-- THE RECORDS follows --
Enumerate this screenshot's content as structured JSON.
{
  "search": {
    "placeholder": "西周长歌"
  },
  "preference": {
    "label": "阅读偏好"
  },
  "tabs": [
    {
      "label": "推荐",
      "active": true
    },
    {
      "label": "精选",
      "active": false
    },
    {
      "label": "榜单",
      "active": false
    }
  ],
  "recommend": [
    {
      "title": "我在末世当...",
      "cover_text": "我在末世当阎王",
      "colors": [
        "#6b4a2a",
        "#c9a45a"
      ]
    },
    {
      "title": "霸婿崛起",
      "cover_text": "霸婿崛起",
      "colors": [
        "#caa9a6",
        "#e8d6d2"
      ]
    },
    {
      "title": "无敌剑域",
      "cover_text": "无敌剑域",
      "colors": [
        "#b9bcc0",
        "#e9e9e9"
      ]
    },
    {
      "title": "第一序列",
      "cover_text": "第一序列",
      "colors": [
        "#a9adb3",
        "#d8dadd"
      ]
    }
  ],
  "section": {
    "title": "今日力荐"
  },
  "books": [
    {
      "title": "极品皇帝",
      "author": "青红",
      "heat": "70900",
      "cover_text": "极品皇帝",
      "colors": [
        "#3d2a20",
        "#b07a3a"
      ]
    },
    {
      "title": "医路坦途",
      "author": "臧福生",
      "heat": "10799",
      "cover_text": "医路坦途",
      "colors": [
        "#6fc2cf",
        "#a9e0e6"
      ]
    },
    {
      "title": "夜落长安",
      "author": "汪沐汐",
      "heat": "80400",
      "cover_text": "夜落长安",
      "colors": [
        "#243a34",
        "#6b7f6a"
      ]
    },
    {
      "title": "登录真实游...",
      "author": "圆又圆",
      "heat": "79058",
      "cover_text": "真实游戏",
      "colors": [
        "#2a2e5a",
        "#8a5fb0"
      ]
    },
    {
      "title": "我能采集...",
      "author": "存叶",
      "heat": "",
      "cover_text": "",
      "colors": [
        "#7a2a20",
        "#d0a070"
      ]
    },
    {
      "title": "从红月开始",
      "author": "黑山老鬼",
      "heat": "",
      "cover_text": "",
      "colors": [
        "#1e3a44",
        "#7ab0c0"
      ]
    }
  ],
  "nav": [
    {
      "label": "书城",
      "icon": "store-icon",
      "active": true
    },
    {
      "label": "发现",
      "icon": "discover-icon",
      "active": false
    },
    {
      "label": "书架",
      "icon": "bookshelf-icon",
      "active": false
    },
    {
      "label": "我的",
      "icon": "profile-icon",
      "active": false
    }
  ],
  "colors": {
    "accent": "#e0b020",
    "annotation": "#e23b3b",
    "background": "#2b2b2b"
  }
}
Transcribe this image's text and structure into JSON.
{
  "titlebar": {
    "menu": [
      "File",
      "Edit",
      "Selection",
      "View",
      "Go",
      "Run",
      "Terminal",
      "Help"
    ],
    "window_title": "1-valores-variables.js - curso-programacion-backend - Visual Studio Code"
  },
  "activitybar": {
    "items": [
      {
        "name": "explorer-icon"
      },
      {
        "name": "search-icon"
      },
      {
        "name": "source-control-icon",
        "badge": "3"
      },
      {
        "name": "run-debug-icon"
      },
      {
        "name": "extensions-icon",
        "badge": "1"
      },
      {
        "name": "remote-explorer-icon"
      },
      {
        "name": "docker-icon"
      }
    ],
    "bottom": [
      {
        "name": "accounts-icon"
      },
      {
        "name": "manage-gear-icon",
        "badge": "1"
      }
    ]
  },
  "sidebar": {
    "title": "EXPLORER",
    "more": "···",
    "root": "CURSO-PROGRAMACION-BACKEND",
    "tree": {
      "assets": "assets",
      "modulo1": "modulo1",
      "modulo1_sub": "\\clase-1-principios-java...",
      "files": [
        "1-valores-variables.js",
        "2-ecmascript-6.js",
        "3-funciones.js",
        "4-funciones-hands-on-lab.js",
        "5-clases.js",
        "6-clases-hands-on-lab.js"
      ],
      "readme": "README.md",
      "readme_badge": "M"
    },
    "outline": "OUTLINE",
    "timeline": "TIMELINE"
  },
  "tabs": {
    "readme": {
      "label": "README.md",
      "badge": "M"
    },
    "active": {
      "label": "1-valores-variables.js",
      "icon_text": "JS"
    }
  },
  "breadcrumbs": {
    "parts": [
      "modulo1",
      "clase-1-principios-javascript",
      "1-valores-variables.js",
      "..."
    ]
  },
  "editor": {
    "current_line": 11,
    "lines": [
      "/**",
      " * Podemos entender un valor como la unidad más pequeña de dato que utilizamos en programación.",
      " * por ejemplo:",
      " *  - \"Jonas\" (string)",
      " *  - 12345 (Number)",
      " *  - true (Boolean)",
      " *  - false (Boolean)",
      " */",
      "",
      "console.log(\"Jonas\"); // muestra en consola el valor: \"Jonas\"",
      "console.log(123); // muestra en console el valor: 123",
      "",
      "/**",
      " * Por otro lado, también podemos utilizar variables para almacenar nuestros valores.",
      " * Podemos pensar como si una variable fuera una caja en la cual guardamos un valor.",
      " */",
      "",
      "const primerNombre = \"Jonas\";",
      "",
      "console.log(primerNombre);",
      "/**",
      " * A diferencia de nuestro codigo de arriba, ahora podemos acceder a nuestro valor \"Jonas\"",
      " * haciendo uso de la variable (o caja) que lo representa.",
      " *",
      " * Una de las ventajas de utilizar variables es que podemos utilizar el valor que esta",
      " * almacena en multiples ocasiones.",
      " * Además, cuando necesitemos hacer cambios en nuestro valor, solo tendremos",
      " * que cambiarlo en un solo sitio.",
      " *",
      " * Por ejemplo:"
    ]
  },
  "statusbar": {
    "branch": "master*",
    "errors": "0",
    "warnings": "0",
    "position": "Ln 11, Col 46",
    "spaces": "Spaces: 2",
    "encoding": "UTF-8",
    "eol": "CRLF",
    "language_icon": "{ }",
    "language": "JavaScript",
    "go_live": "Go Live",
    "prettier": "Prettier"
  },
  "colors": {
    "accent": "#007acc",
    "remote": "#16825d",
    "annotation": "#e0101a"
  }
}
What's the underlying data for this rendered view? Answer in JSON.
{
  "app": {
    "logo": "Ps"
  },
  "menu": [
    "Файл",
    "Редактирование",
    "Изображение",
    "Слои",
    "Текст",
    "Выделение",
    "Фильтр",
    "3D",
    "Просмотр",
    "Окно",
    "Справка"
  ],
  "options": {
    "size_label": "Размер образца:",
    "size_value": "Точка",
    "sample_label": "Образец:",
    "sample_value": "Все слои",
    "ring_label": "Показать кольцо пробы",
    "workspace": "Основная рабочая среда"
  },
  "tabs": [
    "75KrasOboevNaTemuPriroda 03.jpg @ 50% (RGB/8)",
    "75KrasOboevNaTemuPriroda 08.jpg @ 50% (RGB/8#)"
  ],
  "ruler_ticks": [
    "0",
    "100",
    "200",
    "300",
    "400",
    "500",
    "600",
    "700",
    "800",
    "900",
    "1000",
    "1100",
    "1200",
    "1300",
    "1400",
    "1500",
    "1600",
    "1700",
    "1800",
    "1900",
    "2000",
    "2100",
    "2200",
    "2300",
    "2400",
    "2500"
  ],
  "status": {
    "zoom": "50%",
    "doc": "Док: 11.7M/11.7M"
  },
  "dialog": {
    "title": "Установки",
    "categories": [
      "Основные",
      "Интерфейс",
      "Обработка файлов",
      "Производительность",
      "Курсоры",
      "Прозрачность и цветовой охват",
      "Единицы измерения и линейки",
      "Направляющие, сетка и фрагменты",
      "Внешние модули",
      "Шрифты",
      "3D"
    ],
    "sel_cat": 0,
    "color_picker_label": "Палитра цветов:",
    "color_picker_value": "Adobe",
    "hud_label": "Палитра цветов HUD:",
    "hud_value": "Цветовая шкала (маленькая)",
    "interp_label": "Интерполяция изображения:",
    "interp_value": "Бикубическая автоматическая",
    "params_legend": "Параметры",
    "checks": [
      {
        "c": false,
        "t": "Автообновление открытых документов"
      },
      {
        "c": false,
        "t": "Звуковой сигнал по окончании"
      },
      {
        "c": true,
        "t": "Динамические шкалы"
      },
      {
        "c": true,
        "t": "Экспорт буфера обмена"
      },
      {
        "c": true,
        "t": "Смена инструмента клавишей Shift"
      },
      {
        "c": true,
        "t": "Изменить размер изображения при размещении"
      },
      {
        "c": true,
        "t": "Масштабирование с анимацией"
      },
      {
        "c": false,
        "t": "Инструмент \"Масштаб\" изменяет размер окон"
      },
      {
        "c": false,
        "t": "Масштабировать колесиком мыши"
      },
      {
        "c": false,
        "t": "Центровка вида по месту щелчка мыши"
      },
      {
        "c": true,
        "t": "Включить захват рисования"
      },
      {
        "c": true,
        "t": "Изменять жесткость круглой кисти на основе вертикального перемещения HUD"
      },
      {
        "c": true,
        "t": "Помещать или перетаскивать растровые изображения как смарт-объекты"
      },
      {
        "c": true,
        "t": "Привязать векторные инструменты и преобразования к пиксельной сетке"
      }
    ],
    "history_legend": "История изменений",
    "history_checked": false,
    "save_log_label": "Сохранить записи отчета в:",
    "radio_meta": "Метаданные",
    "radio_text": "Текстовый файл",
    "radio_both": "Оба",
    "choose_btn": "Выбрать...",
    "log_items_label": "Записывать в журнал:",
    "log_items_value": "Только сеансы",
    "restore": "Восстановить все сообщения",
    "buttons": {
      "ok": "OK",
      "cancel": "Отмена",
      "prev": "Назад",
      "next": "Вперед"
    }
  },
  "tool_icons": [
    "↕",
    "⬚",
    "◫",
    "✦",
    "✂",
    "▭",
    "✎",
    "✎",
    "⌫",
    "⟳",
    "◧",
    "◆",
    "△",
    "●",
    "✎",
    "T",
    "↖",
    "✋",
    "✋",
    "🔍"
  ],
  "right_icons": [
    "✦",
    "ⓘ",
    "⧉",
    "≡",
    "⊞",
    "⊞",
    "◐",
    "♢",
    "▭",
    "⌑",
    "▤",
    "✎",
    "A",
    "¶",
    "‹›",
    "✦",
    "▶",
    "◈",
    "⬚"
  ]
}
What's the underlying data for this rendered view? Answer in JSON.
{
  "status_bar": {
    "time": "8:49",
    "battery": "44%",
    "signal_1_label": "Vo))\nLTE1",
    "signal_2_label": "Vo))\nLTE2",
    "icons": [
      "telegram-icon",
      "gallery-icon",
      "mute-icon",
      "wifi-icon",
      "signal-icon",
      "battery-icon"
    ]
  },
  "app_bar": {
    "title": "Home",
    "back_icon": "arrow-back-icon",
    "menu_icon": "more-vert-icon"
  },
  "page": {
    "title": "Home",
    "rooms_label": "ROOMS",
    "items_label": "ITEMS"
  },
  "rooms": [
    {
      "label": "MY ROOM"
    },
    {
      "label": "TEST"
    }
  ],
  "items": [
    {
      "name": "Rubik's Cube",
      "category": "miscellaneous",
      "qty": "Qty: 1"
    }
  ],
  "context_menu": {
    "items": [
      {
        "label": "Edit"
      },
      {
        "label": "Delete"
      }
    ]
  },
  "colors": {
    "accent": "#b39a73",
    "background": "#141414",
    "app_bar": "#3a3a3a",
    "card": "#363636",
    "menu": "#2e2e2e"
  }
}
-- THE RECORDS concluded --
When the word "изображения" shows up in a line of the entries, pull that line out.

    "interp_label": "Интерполяция изображения:",
        "t": "Изменить размер изображения при размещении"
        "t": "Помещать или перетаскивать растровые изображения как смарт-объекты"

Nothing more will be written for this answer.